Agenda item

Budget Update Savings Proposals


The Committee noted the Equality Impact Assessment document provided by Thurrock Coalition to be considered in conjunction with this report.


The Committee learnt that the Council had to save around £37.7 million over three years. £15 million worth of savings had been identified so far but there was a budget gap still to be closed. More savings were needed and these would be brought forward to Cabinet in August and September. The budget calculations were based on a number of assumptions including that a 1% pay increase and increment awards would be given to staff and that council tax would be raised. More specifically, the adult social care budgets had not taken into account any possible additional costs caused by the forthcoming Care Act. It was assumed these would be funded by central government.


The pressures on adult social care were increasing as it was very much demand led and two thirds of the budget was spent on placements.


Members understood the savings were being made as a response to a reduction in local government grants by central government plus an increase in demand for the services. It was also discussed why the savings were only impacting on the year 2015/16 and not on future years. It was explained that the department had endeavoured to put as much savings in the first year as possible and although the savings would be made continually throughout ensuing years, they were only registered as savings when they were taken from the base budget.


Officers clarified that public consultation took the form of online surveys, taking the reports to overview and scrutiny committees but also through formal consultations like the one conducted for the meals on wheels service. The final decision on all budget items would not be taken until February 2015.


Officers stated that the department was a low spend department and to make savings they had focussed on protecting statutory duties, making savings as much as they could through improving procurement and obtaining external funding.


Efficiency in Public Health Commissioning
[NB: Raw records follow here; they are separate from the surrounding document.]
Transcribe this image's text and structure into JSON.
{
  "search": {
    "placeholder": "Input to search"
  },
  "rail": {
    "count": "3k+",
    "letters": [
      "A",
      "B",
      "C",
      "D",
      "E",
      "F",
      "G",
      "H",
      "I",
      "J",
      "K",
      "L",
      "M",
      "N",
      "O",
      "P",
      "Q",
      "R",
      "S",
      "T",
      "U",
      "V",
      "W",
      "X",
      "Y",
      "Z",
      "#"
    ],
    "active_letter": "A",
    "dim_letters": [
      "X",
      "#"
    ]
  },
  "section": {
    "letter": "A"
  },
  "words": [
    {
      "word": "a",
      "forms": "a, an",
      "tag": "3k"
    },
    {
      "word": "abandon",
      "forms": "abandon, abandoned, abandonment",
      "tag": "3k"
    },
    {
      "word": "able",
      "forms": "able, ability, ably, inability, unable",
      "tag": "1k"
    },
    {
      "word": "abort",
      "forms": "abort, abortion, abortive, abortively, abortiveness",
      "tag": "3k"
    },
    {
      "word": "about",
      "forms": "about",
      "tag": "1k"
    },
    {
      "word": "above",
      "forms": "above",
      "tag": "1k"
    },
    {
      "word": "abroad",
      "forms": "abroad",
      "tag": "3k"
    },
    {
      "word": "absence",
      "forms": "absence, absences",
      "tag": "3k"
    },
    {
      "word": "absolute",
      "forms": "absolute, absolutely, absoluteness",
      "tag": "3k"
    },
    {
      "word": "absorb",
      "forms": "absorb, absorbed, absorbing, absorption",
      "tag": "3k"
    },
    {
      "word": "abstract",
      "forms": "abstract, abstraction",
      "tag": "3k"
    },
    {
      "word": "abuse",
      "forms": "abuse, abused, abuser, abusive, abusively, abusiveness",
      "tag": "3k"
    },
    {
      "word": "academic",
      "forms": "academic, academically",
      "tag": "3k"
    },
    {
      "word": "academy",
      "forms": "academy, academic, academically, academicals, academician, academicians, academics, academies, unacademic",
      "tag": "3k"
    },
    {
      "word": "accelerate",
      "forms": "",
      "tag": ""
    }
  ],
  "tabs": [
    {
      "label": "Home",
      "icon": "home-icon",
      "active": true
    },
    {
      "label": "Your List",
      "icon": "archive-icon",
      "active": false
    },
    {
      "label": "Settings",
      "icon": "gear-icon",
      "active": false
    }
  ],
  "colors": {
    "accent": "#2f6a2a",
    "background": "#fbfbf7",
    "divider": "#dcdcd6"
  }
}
Councillor Gupta raised concerns that the savings made to a variety of services would decrease the effectiveness of them. Officers replied that all the services were still running and that the efficiencies made (which had reduced the duplication of work among other changes) had actually improved service delivery to residents. For example, in terms of weight management services, the money was being put into projects that provided community activities and support that reached a more diverse base of residents for longer than a twelve week programme. Officers clarified that the ‘other’ category was a sum of money reserved for any projects or issues that the community identified as needing more support. There was potential for this money to bolster one of the services which had been reviewed but officers were confident that the services were performing better and therefore would not require further funding.


Older People Voluntary Sector Contracts


Councillor Gupta felt that this saving needed to be returned to Cabinet for more discussion. He stated that older people, as a section of the population, were increasing and that the majority of the support these organisations provided were vital to the communities they served. Councillor Rice agreed with this view but stated that savings had to be made and if the council did not make savings to these contracts, then the savings would have to be made to other services. Officers suggested that a full impact assessment be made in relation to this item and be brought back to the next meeting.


Learning Disability, Mental Health and Other Third Sector Contracts


The majority of these contracts had been historically funded through the Learning Disability Development Fund. When this had ceased, the Council had continued funding. The proposal was to stop this funding and help the organisations seek external funding sources. With regards to HealthWatch, the proposal was to reduce funding by a third. Officers clarified this reduction by a third affected the entire HealthWatch budget.


It was noted that the reduction in grants would affect numerous cross organisation projects. Officers agreed to provide a breakdown of all the proposed savings for voluntary sector grants so the organisations could see which projects would be affected.


Officers would be reviewing the advocacy service contract as soon as it was up for renewal but added this was a statutory service so would be suitably funded in the future.


The committee agreed that this item required an equality impact assessment, which included effects on the disabled community.


Councillor Key requested that the council look at how to re-model the advocacy and advice services so that savings could be made but also provide a service to those communities that required help. He also felt that Age Concern UK was vitally important to helping older people with living and should be part of the impact assessment.


Officers highlighted that the Council had expanded the voluntary sector in previous years and this should be taken into account.




Savings would be made by deleting one post and re-negotiating the contract for equipment with Essex County Council. The Committee was assured that remaining staff would have the skills to provide a suitable service.


Supported Living Review


This area related to services that had previously been funded under the Supporting People Budget and had been divided into five categories, namely:


·         Category 1 – those services that would be stopped.

·         Category 2 – those services that would be supported by housing in the future

·         Category 3 – those services yet to be decided upon.

·         Category 4 – those services that may reduce.

·         Category 5 – those services that would continue but may be funded through external or alternative sources.


Within category 1, the services being stopped were the young people’s mediation service (which had received a low uptake in the community), Homeless Prevention Service (this would be covered by a Housing service) and Leaseholders Payment (which was an historic benefit from 2001-2003 that affected a very small number of older people).


Ian Evans added that mental health and housing was a significant issue and it was important that the council ensured appropriate housing for people with mental health issues to reduce suicides and admissions to specialist services.




1.         The above comments be noted by Cabinet in future budget considerations.


2.         The Equality Impact Assessment provided by Thurrock Coalition be noted in conjunction with this report.


3.         Impact assessments would be brought back to the September meeting on the voluntary sector reductions and Categories 3 and 4 under the Supporting People budgets.

Supporting documents: